ACTIVITY: Please filter the data down to the lines that include the word "Original" and copy them.

RECORDED DATA:
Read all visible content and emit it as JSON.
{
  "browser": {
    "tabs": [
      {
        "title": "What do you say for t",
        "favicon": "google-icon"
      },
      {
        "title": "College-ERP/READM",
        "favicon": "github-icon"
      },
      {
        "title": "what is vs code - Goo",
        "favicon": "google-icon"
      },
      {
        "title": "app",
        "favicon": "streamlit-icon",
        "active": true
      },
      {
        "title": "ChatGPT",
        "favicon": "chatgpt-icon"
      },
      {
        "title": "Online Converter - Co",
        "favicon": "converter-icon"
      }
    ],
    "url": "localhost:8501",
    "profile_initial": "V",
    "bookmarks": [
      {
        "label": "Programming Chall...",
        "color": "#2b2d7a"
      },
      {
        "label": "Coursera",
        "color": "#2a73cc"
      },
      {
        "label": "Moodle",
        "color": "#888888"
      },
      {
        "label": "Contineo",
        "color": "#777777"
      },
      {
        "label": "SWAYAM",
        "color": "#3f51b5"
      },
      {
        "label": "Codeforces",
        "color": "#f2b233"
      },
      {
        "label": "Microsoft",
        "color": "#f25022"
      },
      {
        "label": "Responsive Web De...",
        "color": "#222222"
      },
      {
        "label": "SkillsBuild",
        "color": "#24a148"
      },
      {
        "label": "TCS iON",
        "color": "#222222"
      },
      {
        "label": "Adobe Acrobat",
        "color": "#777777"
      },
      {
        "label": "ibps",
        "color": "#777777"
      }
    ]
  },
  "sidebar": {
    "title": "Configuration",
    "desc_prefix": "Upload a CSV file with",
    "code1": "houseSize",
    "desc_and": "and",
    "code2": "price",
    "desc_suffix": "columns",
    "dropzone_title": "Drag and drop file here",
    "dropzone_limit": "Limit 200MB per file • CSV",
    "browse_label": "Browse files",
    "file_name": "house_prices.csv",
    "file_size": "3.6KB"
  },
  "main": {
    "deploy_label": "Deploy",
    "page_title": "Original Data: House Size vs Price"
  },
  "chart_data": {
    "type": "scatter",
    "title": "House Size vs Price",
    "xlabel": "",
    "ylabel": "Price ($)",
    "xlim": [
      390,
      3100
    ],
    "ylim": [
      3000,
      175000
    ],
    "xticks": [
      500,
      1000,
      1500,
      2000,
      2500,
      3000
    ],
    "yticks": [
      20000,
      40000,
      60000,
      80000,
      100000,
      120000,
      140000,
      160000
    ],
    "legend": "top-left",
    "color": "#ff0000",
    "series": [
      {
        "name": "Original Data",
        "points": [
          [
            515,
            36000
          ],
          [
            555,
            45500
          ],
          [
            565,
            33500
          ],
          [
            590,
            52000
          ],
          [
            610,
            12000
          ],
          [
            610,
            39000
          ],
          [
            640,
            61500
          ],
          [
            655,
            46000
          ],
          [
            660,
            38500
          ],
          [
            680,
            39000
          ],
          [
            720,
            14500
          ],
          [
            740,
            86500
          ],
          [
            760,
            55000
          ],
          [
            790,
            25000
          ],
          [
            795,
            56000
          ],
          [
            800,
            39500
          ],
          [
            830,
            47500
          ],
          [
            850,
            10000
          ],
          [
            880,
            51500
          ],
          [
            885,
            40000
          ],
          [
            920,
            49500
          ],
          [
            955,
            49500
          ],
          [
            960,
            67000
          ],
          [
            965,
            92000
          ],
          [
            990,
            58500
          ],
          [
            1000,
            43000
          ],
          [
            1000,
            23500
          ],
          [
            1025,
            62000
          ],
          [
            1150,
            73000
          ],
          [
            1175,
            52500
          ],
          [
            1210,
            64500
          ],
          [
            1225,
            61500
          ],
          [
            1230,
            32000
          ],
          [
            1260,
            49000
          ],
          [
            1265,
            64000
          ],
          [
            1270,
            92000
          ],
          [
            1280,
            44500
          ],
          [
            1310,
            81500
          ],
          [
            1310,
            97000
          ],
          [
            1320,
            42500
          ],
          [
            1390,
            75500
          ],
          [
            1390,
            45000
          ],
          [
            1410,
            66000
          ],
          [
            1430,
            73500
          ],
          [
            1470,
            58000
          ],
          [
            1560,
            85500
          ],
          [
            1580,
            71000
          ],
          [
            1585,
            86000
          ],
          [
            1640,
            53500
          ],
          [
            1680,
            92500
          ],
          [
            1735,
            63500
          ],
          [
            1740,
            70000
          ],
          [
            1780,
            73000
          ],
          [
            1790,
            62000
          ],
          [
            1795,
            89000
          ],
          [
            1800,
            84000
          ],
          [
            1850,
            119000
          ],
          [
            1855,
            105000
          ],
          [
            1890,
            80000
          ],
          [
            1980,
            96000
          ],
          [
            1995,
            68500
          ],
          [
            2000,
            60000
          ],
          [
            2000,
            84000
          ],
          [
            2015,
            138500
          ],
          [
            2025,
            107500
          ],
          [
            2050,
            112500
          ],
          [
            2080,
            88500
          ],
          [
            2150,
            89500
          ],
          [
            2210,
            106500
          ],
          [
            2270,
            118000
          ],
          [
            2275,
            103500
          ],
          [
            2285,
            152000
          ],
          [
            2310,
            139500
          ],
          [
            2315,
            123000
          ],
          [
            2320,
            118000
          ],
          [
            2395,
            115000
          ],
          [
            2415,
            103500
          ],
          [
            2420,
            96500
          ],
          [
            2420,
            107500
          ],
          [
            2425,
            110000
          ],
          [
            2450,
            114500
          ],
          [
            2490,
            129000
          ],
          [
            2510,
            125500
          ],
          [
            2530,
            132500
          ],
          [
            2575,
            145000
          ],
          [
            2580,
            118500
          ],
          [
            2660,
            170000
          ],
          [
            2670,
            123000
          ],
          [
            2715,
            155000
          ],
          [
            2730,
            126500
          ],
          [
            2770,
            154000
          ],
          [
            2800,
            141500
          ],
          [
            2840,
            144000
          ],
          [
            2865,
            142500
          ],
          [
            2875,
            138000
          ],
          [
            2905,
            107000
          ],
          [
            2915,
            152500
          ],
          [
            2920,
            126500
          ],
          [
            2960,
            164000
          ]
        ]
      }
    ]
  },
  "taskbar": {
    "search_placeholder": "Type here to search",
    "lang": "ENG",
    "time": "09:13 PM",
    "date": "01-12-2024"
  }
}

REPLY TO THE TASK:
    "page_title": "Original Data: House Size vs Price"
        "name": "Original Data",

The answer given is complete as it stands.